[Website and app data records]
== Segment start ==
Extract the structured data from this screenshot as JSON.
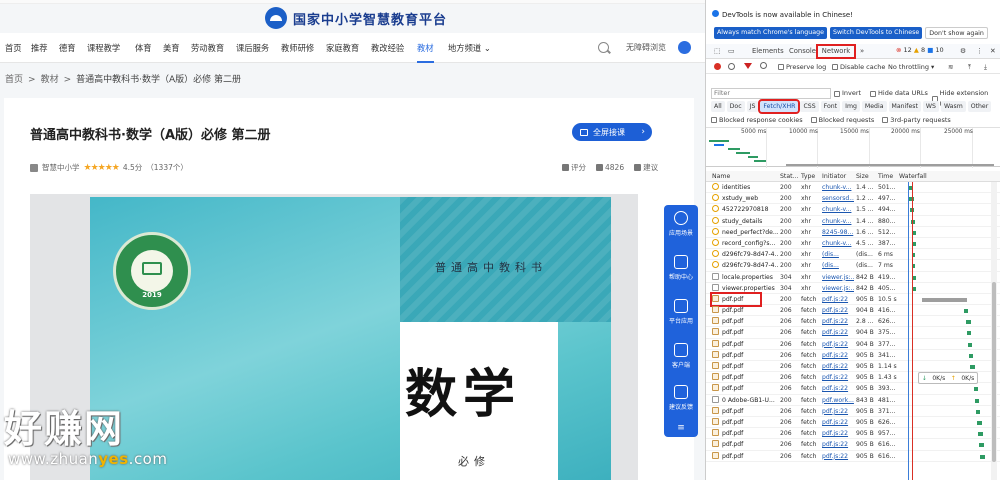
{
  "site": {
    "title": "国家中小学智慧教育平台"
  },
  "nav": {
    "items": [
      "首页",
      "推荐",
      "德育",
      "课程教学",
      "体育",
      "美育",
      "劳动教育",
      "课后服务",
      "教师研修",
      "家庭教育",
      "教改经验",
      "教材",
      "地方频道"
    ],
    "active": "教材",
    "accessibility": "无障碍浏览",
    "dropdown_glyph": "⌄"
  },
  "breadcrumb": {
    "items": [
      "首页",
      "教材",
      "普通高中教科书·数学（A版）必修 第二册"
    ],
    "sep": ">"
  },
  "book": {
    "title": "普通高中教科书·数学（A版）必修 第二册",
    "download_label": "全屏接课",
    "publisher": "智慧中小学",
    "stars": "★★★★★",
    "rating": "4.5分",
    "rating_count": "（1337个）",
    "actions": {
      "rate": "评分",
      "likes": "4826",
      "suggest": "建议"
    },
    "cover": {
      "series": "普通高中教科书",
      "subject": "数学",
      "volume": "必修",
      "seal_year": "2019"
    }
  },
  "side_panel": {
    "items": [
      "应用场景",
      "帮助中心",
      "平台应用",
      "客户端",
      "建议反馈"
    ]
  },
  "watermark": {
    "main": "好赚网",
    "url_a": "www.zhuan",
    "url_b": "yes",
    "url_c": ".com"
  },
  "devtools": {
    "notice": "DevTools is now available in Chinese!",
    "btn_match": "Always match Chrome's language",
    "btn_switch": "Switch DevTools to Chinese",
    "btn_dismiss": "Don't show again",
    "tabs": [
      "Elements",
      "Console",
      "Network"
    ],
    "active_tab": "Network",
    "more": "»",
    "errors": "12",
    "warnings": "8",
    "infos": "10",
    "toolbar": {
      "preserve_log": "Preserve log",
      "disable_cache": "Disable cache",
      "throttling": "No throttling",
      "download": "⤓"
    },
    "filter_placeholder": "Filter",
    "invert": "Invert",
    "hide_data_urls": "Hide data URLs",
    "hide_ext_urls": "Hide extension URLs",
    "types": [
      "All",
      "Doc",
      "JS",
      "Fetch/XHR",
      "CSS",
      "Font",
      "Img",
      "Media",
      "Manifest",
      "WS",
      "Wasm",
      "Other"
    ],
    "selected_type": "Fetch/XHR",
    "blocked_cookies": "Blocked response cookies",
    "blocked_requests": "Blocked requests",
    "third_party": "3rd-party requests",
    "overview_ticks": [
      "5000 ms",
      "10000 ms",
      "15000 ms",
      "20000 ms",
      "25000 ms"
    ],
    "columns": [
      "Name",
      "Stat...",
      "Type",
      "Initiator",
      "Size",
      "Time",
      "Waterfall"
    ],
    "rows": [
      {
        "name": "identities",
        "status": "200",
        "type": "xhr",
        "initiator": "chunk-v...",
        "size": "1.4 ...",
        "time": "501...",
        "kind": "xhr"
      },
      {
        "name": "xstudy_web",
        "status": "200",
        "type": "xhr",
        "initiator": "sensorsd...",
        "size": "1.2 ...",
        "time": "497...",
        "kind": "xhr"
      },
      {
        "name": "452722970818",
        "status": "200",
        "type": "xhr",
        "initiator": "chunk-v...",
        "size": "1.5 ...",
        "time": "494...",
        "kind": "xhr"
      },
      {
        "name": "study_details",
        "status": "200",
        "type": "xhr",
        "initiator": "chunk-v...",
        "size": "1.4 ...",
        "time": "880...",
        "kind": "xhr"
      },
      {
        "name": "need_perfect?de...",
        "status": "200",
        "type": "xhr",
        "initiator": "8245-98...",
        "size": "1.6 ...",
        "time": "512...",
        "kind": "xhr"
      },
      {
        "name": "record_config?s...",
        "status": "200",
        "type": "xhr",
        "initiator": "chunk-v...",
        "size": "4.5 ...",
        "time": "387...",
        "kind": "xhr"
      },
      {
        "name": "d296fc79-8d47-4...",
        "status": "200",
        "type": "xhr",
        "initiator": "(dis...",
        "size": "(dis...",
        "time": "6 ms",
        "kind": "xhr"
      },
      {
        "name": "d296fc79-8d47-4...",
        "status": "200",
        "type": "xhr",
        "initiator": "(dis...",
        "size": "(dis...",
        "time": "7 ms",
        "kind": "xhr"
      },
      {
        "name": "locale.properties",
        "status": "304",
        "type": "xhr",
        "initiator": "viewer.js:...",
        "size": "842 B",
        "time": "419...",
        "kind": "doc"
      },
      {
        "name": "viewer.properties",
        "status": "304",
        "type": "xhr",
        "initiator": "viewer.js:...",
        "size": "842 B",
        "time": "405...",
        "kind": "doc"
      },
      {
        "name": "pdf.pdf",
        "status": "200",
        "type": "fetch",
        "initiator": "pdf.js:22",
        "size": "905 B",
        "time": "10.5 s",
        "kind": "pdf",
        "boxed": true
      },
      {
        "name": "pdf.pdf",
        "status": "206",
        "type": "fetch",
        "initiator": "pdf.js:22",
        "size": "904 B",
        "time": "416...",
        "kind": "pdf"
      },
      {
        "name": "pdf.pdf",
        "status": "206",
        "type": "fetch",
        "initiator": "pdf.js:22",
        "size": "2.8 ...",
        "time": "626...",
        "kind": "pdf"
      },
      {
        "name": "pdf.pdf",
        "status": "206",
        "type": "fetch",
        "initiator": "pdf.js:22",
        "size": "904 B",
        "time": "375...",
        "kind": "pdf"
      },
      {
        "name": "pdf.pdf",
        "status": "206",
        "type": "fetch",
        "initiator": "pdf.js:22",
        "size": "904 B",
        "time": "377...",
        "kind": "pdf"
      },
      {
        "name": "pdf.pdf",
        "status": "206",
        "type": "fetch",
        "initiator": "pdf.js:22",
        "size": "905 B",
        "time": "341...",
        "kind": "pdf"
      },
      {
        "name": "pdf.pdf",
        "status": "206",
        "type": "fetch",
        "initiator": "pdf.js:22",
        "size": "905 B",
        "time": "1.14 s",
        "kind": "pdf"
      },
      {
        "name": "pdf.pdf",
        "status": "206",
        "type": "fetch",
        "initiator": "pdf.js:22",
        "size": "905 B",
        "time": "1.43 s",
        "kind": "pdf"
      },
      {
        "name": "pdf.pdf",
        "status": "206",
        "type": "fetch",
        "initiator": "pdf.js:22",
        "size": "905 B",
        "time": "393...",
        "kind": "pdf"
      },
      {
        "name": "0 Adobe-GB1-U...",
        "status": "200",
        "type": "fetch",
        "initiator": "pdf.work...",
        "size": "843 B",
        "time": "481...",
        "kind": "doc"
      },
      {
        "name": "pdf.pdf",
        "status": "206",
        "type": "fetch",
        "initiator": "pdf.js:22",
        "size": "905 B",
        "time": "371...",
        "kind": "pdf"
      },
      {
        "name": "pdf.pdf",
        "status": "206",
        "type": "fetch",
        "initiator": "pdf.js:22",
        "size": "905 B",
        "time": "626...",
        "kind": "pdf"
      },
      {
        "name": "pdf.pdf",
        "status": "206",
        "type": "fetch",
        "initiator": "pdf.js:22",
        "size": "905 B",
        "time": "957...",
        "kind": "pdf"
      },
      {
        "name": "pdf.pdf",
        "status": "206",
        "type": "fetch",
        "initiator": "pdf.js:22",
        "size": "905 B",
        "time": "616...",
        "kind": "pdf"
      },
      {
        "name": "pdf.pdf",
        "status": "206",
        "type": "fetch",
        "initiator": "pdf.js:22",
        "size": "905 B",
        "time": "616...",
        "kind": "pdf"
      }
    ],
    "tooltip": {
      "down": "0K/s",
      "up": "0K/s"
    }
  }
}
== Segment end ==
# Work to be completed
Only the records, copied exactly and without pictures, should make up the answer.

# Answer to this task
Extract the structured data from this screenshot as JSON.
{
  "site": {
    "title": "国家中小学智慧教育平台"
  },
  "nav": {
    "items": [
      "首页",
      "推荐",
      "德育",
      "课程教学",
      "体育",
      "美育",
      "劳动教育",
      "课后服务",
      "教师研修",
      "家庭教育",
      "教改经验",
      "教材",
      "地方频道"
    ],
    "active": "教材",
    "accessibility": "无障碍浏览",
    "dropdown_glyph": "⌄"
  },
  "breadcrumb": {
    "items": [
      "首页",
      "教材",
      "普通高中教科书·数学（A版）必修 第二册"
    ],
    "sep": ">"
  },
  "book": {
    "title": "普通高中教科书·数学（A版）必修 第二册",
    "download_label": "全屏接课",
    "publisher": "智慧中小学",
    "stars": "★★★★★",
    "rating": "4.5分",
    "rating_count": "（1337个）",
    "actions": {
      "rate": "评分",
      "likes": "4826",
      "suggest": "建议"
    },
    "cover": {
      "series": "普通高中教科书",
      "subject": "数学",
      "volume": "必修",
      "seal_year": "2019"
    }
  },
  "side_panel": {
    "items": [
      "应用场景",
      "帮助中心",
      "平台应用",
      "客户端",
      "建议反馈"
    ]
  },
  "watermark": {
    "main": "好赚网",
    "url_a": "www.zhuan",
    "url_b": "yes",
    "url_c": ".com"
  },
  "devtools": {
    "notice": "DevTools is now available in Chinese!",
    "btn_match": "Always match Chrome's language",
    "btn_switch": "Switch DevTools to Chinese",
    "btn_dismiss": "Don't show again",
    "tabs": [
      "Elements",
      "Console",
      "Network"
    ],
    "active_tab": "Network",
    "more": "»",
    "errors": "12",
    "warnings": "8",
    "infos": "10",
    "toolbar": {
      "preserve_log": "Preserve log",
      "disable_cache": "Disable cache",
      "throttling": "No throttling",
      "download": "⤓"
    },
    "filter_placeholder": "Filter",
    "invert": "Invert",
    "hide_data_urls": "Hide data URLs",
    "hide_ext_urls": "Hide extension URLs",
    "types": [
      "All",
      "Doc",
      "JS",
      "Fetch/XHR",
      "CSS",
      "Font",
      "Img",
      "Media",
      "Manifest",
      "WS",
      "Wasm",
      "Other"
    ],
    "selected_type": "Fetch/XHR",
    "blocked_cookies": "Blocked response cookies",
    "blocked_requests": "Blocked requests",
    "third_party": "3rd-party requests",
    "overview_ticks": [
      "5000 ms",
      "10000 ms",
      "15000 ms",
      "20000 ms",
      "25000 ms"
    ],
    "columns": [
      "Name",
      "Stat...",
      "Type",
      "Initiator",
      "Size",
      "Time",
      "Waterfall"
    ],
    "rows": [
      {
        "name": "identities",
        "status": "200",
        "type": "xhr",
        "initiator": "chunk-v...",
        "size": "1.4 ...",
        "time": "501...",
        "kind": "xhr"
      },
      {
        "name": "xstudy_web",
        "status": "200",
        "type": "xhr",
        "initiator": "sensorsd...",
        "size": "1.2 ...",
        "time": "497...",
        "kind": "xhr"
      },
      {
        "name": "452722970818",
        "status": "200",
        "type": "xhr",
        "initiator": "chunk-v...",
        "size": "1.5 ...",
        "time": "494...",
        "kind": "xhr"
      },
      {
        "name": "study_details",
        "status": "200",
        "type": "xhr",
        "initiator": "chunk-v...",
        "size": "1.4 ...",
        "time": "880...",
        "kind": "xhr"
      },
      {
        "name": "need_perfect?de...",
        "status": "200",
        "type": "xhr",
        "initiator": "8245-98...",
        "size": "1.6 ...",
        "time": "512...",
        "kind": "xhr"
      },
      {
        "name": "record_config?s...",
        "status": "200",
        "type": "xhr",
        "initiator": "chunk-v...",
        "size": "4.5 ...",
        "time": "387...",
        "kind": "xhr"
      },
      {
        "name": "d296fc79-8d47-4...",
        "status": "200",
        "type": "xhr",
        "initiator": "(dis...",
        "size": "(dis...",
        "time": "6 ms",
        "kind": "xhr"
      },
      {
        "name": "d296fc79-8d47-4...",
        "status": "200",
        "type": "xhr",
        "initiator": "(dis...",
        "size": "(dis...",
        "time": "7 ms",
        "kind": "xhr"
      },
      {
        "name": "locale.properties",
        "status": "304",
        "type": "xhr",
        "initiator": "viewer.js:...",
        "size": "842 B",
        "time": "419...",
        "kind": "doc"
      },
      {
        "name": "viewer.properties",
        "status": "304",
        "type": "xhr",
        "initiator": "viewer.js:...",
        "size": "842 B",
        "time": "405...",
        "kind": "doc"
      },
      {
        "name": "pdf.pdf",
        "status": "200",
        "type": "fetch",
        "initiator": "pdf.js:22",
        "size": "905 B",
        "time": "10.5 s",
        "kind": "pdf",
        "boxed": true
      },
      {
        "name": "pdf.pdf",
        "status": "206",
        "type": "fetch",
        "initiator": "pdf.js:22",
        "size": "904 B",
        "time": "416...",
        "kind": "pdf"
      },
      {
        "name": "pdf.pdf",
        "status": "206",
        "type": "fetch",
        "initiator": "pdf.js:22",
        "size": "2.8 ...",
        "time": "626...",
        "kind": "pdf"
      },
      {
        "name": "pdf.pdf",
        "status": "206",
        "type": "fetch",
        "initiator": "pdf.js:22",
        "size": "904 B",
        "time": "375...",
        "kind": "pdf"
      },
      {
        "name": "pdf.pdf",
        "status": "206",
        "type": "fetch",
        "initiator": "pdf.js:22",
        "size": "904 B",
        "time": "377...",
        "kind": "pdf"
      },
      {
        "name": "pdf.pdf",
        "status": "206",
        "type": "fetch",
        "initiator": "pdf.js:22",
        "size": "905 B",
        "time": "341...",
        "kind": "pdf"
      },
      {
        "name": "pdf.pdf",
        "status": "206",
        "type": "fetch",
        "initiator": "pdf.js:22",
        "size": "905 B",
        "time": "1.14 s",
        "kind": "pdf"
      },
      {
        "name": "pdf.pdf",
        "status": "206",
        "type": "fetch",
        "initiator": "pdf.js:22",
        "size": "905 B",
        "time": "1.43 s",
        "kind": "pdf"
      },
      {
        "name": "pdf.pdf",
        "status": "206",
        "type": "fetch",
        "initiator": "pdf.js:22",
        "size": "905 B",
        "time": "393...",
        "kind": "pdf"
      },
      {
        "name": "0 Adobe-GB1-U...",
        "status": "200",
        "type": "fetch",
        "initiator": "pdf.work...",
        "size": "843 B",
        "time": "481...",
        "kind": "doc"
      },
      {
        "name": "pdf.pdf",
        "status": "206",
        "type": "fetch",
        "initiator": "pdf.js:22",
        "size": "905 B",
        "time": "371...",
        "kind": "pdf"
      },
      {
        "name": "pdf.pdf",
        "status": "206",
        "type": "fetch",
        "initiator": "pdf.js:22",
        "size": "905 B",
        "time": "626...",
        "kind": "pdf"
      },
      {
        "name": "pdf.pdf",
        "status": "206",
        "type": "fetch",
        "initiator": "pdf.js:22",
        "size": "905 B",
        "time": "957...",
        "kind": "pdf"
      },
      {
        "name": "pdf.pdf",
        "status": "206",
        "type": "fetch",
        "initiator": "pdf.js:22",
        "size": "905 B",
        "time": "616...",
        "kind": "pdf"
      },
      {
        "name": "pdf.pdf",
        "status": "206",
        "type": "fetch",
        "initiator": "pdf.js:22",
        "size": "905 B",
        "time": "616...",
        "kind": "pdf"
      }
    ],
    "tooltip": {
      "down": "0K/s",
      "up": "0K/s"
    }
  }
}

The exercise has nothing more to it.